When someone emotionally undermines you with the attack potency of unprocessed emotions or attempts to control you and make you responsible for their tacit expectations, it can make you feel sick and very heavy with strange feelings that are not actually yours to process. It can take some refined skill in learning not to take these energies on and to spit them out.
This can in turn show you where you have hidden ancestral shame that acts as a magnet to another’s toxic shame bomb
In some cases claiming there were ‘faux’ agreements that were not explicitly agreed upon by both parties (childhood unmet expectations being projected here), that one feels they somehow broke is another toxic way of enmeshing someone in an unhealthy shame web.

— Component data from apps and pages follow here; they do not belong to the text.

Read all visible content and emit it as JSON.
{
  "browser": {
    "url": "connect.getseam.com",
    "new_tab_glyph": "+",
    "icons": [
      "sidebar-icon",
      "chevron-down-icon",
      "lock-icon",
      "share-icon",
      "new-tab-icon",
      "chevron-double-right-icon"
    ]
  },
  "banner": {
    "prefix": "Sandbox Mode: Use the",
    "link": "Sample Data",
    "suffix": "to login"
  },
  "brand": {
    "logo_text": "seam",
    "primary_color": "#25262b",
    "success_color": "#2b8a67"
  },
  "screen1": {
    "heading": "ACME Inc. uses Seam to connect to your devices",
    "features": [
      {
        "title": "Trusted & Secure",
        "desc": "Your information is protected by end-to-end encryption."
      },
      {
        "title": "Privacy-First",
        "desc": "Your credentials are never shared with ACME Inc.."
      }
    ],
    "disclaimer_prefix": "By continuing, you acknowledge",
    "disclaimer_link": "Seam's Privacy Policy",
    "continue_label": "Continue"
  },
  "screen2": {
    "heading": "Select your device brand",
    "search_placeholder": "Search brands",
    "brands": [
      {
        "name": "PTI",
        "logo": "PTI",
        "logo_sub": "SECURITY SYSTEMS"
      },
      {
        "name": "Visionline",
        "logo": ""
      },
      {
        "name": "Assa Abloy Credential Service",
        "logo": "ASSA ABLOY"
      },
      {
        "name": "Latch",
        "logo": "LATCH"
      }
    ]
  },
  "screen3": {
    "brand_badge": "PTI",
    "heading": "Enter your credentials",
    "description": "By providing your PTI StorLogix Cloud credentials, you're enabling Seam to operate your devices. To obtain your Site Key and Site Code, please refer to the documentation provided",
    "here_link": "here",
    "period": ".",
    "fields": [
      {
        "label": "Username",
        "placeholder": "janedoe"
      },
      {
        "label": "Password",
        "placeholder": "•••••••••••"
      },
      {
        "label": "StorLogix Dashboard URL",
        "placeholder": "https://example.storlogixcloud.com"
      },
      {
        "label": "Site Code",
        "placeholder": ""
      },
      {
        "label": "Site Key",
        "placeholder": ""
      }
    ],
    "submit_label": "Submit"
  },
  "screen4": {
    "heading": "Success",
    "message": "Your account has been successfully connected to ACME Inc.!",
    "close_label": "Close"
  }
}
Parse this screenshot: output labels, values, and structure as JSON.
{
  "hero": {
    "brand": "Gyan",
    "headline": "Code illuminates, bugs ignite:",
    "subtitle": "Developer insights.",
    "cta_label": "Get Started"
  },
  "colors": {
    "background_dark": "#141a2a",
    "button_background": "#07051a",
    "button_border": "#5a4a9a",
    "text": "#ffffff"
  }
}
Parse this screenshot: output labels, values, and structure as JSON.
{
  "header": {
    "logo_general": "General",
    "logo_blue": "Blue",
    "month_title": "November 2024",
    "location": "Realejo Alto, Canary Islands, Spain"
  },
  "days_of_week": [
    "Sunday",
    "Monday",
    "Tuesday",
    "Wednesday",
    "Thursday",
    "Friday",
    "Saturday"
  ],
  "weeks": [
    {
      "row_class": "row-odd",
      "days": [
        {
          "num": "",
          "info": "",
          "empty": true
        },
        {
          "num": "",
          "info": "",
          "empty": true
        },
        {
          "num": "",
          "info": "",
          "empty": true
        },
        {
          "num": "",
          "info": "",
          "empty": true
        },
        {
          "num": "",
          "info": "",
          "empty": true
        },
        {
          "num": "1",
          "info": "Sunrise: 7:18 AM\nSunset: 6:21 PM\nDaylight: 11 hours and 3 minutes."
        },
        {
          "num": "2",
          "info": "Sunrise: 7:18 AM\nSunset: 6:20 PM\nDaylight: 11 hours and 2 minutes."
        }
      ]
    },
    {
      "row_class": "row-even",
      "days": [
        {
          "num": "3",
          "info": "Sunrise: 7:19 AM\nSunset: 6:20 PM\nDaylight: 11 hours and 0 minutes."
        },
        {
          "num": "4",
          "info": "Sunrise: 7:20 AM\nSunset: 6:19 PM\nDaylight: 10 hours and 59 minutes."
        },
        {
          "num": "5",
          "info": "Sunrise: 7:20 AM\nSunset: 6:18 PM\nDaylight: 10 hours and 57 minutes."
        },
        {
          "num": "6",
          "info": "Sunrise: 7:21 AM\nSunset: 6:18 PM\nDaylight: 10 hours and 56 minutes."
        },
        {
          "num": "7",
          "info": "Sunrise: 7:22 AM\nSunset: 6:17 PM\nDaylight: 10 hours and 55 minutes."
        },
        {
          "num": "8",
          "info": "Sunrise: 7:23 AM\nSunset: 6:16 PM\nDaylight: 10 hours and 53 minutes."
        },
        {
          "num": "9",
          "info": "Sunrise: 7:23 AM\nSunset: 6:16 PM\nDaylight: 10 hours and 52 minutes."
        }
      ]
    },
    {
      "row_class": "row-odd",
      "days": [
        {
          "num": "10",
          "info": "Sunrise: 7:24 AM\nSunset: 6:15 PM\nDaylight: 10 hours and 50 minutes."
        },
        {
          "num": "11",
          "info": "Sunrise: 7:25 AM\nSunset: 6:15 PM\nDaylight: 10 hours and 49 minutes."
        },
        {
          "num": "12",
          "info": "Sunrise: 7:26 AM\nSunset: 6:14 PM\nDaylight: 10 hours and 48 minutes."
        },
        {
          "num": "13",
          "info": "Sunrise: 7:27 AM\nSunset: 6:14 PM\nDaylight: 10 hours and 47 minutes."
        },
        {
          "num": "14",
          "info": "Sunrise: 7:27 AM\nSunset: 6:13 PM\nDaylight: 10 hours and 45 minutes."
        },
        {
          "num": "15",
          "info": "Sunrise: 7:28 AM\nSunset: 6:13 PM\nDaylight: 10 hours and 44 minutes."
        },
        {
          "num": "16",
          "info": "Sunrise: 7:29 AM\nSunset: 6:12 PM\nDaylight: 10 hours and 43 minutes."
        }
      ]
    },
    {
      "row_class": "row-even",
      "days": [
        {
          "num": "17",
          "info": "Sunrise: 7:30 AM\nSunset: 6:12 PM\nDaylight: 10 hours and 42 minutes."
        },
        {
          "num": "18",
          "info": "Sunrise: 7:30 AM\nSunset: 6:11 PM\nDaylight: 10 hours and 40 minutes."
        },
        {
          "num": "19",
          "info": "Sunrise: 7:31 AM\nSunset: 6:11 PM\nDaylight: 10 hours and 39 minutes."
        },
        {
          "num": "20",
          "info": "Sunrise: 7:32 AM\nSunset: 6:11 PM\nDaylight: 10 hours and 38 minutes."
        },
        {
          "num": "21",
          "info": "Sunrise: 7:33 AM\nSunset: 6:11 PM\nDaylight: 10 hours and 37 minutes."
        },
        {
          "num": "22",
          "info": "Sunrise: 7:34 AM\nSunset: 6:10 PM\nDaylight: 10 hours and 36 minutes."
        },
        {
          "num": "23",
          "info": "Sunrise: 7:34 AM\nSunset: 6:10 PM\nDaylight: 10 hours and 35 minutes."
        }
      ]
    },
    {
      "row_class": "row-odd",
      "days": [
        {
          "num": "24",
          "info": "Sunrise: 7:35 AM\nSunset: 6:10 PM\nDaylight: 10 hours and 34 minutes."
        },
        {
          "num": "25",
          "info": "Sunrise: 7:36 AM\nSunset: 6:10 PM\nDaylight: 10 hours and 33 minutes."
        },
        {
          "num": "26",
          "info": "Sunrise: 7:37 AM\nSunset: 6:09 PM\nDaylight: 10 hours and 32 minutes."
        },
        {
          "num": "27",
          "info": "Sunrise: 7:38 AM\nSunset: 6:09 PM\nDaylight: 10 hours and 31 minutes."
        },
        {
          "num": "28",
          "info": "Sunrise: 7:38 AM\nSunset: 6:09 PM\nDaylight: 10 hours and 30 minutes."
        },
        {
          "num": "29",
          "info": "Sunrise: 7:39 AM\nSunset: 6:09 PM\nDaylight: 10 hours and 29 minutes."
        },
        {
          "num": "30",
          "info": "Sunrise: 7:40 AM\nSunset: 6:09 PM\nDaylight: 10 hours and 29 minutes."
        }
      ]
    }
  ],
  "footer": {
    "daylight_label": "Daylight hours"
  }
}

Making someone else accountable for one’s feelings or wounds and attributing them the power or responsibility for causing them to come up is at the essence of toxic shaming. Influencing peers to believe certain stories about this person based on these myths is at the centre of gossip, slander and defamation.
Ironically and conversely, narcissistic personal growth teachers/gurus and facilitators, priestesses, Goddesses, avatars etc will also take advantage of these dynamics by taking absolutely NO RESPONSIBILITY for their behaviour, ignoring any agreements, codes of conduct, professional or moral standards and push all consequences and impacts of their behaviour back on the person who has been affected without looking at the deeper shadows within themselves, their tools, their community of practice or indeed the deity or discarnate entity they claim to be God/Goddess which heals their clients/community…(but that’s a whole other blog in itself)
It is indeed a subtle and complex issue identifying personal responsibilty.
People with deep victim patterns tends to reneact situations where they can play out these misdemeanours by others which further complicates the situation! Some professional victims, are naricissistically inclined and are constantly seeking to hold others responsible for their unmet needs, or ancestrally and psychically guised pain, through a catalogue of subliminal ‘shoulds’ and ‘ought to haves’ that bombard the nervous system and exploit the other’s healthy shame settings.
All these shame bombings have one thing in common. They attempt to force another to take on a disowned emotion, acquiesce and therefore submit their personal power to the other person’s set of inner rules or expectations to override their own better judgement to appease the toxic shame being laid at their door.
Confusingly in the New Age, this shame bomb can come in the guise of honest directness, sacred sexuality talk or non violent communication as well as plain old blaming. Often it is a cleverly disguised and highly charged attempt to leverage personal power and self importance over another so the person in denial can justify these seemingly plausible notions as reasonable expectations to get around a person’s healthy shielding from toxic shame.